Assignment: Every line from the one containing "Transcribe this image's" through the last line below should be reproduced exactly; please include nothing else.

Listed entries:
/---
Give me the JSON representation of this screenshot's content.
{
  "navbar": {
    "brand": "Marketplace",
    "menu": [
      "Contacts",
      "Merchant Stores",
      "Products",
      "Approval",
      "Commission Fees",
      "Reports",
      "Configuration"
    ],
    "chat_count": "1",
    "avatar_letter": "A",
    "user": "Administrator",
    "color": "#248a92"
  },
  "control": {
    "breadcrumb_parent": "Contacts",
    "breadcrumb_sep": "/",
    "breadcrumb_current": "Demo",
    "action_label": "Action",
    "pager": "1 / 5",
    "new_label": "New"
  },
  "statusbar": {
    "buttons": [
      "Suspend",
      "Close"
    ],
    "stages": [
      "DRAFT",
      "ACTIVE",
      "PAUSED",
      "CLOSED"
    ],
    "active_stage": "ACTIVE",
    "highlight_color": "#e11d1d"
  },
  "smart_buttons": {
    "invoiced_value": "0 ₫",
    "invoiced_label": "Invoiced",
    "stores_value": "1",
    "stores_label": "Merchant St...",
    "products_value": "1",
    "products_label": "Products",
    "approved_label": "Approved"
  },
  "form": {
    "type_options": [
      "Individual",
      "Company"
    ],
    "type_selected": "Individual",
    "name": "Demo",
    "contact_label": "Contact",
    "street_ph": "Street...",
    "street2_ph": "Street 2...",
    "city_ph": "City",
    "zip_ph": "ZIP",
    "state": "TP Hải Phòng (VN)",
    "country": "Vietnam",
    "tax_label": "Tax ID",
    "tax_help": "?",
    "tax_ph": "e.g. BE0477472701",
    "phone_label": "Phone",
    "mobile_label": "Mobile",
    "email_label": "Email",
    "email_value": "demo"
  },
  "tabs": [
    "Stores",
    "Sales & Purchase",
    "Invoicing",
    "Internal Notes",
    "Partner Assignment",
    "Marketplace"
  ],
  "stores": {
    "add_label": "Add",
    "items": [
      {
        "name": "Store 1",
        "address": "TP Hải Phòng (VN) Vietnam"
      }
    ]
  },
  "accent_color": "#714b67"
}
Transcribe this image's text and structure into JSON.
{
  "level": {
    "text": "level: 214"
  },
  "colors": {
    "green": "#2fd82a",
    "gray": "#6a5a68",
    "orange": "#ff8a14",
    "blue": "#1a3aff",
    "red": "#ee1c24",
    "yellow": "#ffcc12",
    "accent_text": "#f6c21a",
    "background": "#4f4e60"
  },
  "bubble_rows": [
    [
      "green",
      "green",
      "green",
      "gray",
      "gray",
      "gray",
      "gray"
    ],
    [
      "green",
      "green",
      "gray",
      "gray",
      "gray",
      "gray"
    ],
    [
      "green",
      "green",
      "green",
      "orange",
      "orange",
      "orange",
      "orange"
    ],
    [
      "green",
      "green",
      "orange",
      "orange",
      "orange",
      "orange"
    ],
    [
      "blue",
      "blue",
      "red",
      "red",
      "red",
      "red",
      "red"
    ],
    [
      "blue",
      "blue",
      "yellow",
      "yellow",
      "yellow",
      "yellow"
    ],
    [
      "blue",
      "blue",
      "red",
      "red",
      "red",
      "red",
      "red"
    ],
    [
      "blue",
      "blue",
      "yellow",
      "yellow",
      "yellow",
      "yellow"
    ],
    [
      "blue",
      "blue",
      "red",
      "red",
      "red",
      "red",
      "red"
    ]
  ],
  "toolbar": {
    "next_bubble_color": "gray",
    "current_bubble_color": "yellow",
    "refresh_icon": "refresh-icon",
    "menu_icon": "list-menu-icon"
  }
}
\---
Result for this task:
Transcribe this image's text and structure into JSON.
{
  "level": {
    "text": "level: 214"
  },
  "colors": {
    "green": "#2fd82a",
    "gray": "#6a5a68",
    "orange": "#ff8a14",
    "blue": "#1a3aff",
    "red": "#ee1c24",
    "yellow": "#ffcc12",
    "accent_text": "#f6c21a",
    "background": "#4f4e60"
  },
  "bubble_rows": [
    [
      "green",
      "green",
      "green",
      "gray",
      "gray",
      "gray",
      "gray"
    ],
    [
      "green",
      "green",
      "gray",
      "gray",
      "gray",
      "gray"
    ],
    [
      "green",
      "green",
      "green",
      "orange",
      "orange",
      "orange",
      "orange"
    ],
    [
      "green",
      "green",
      "orange",
      "orange",
      "orange",
      "orange"
    ],
    [
      "blue",
      "blue",
      "red",
      "red",
      "red",
      "red",
      "red"
    ],
    [
      "blue",
      "blue",
      "yellow",
      "yellow",
      "yellow",
      "yellow"
    ],
    [
      "blue",
      "blue",
      "red",
      "red",
      "red",
      "red",
      "red"
    ],
    [
      "blue",
      "blue",
      "yellow",
      "yellow",
      "yellow",
      "yellow"
    ],
    [
      "blue",
      "blue",
      "red",
      "red",
      "red",
      "red",
      "red"
    ]
  ],
  "toolbar": {
    "next_bubble_color": "gray",
    "current_bubble_color": "yellow",
    "refresh_icon": "refresh-icon",
    "menu_icon": "list-menu-icon"
  }
}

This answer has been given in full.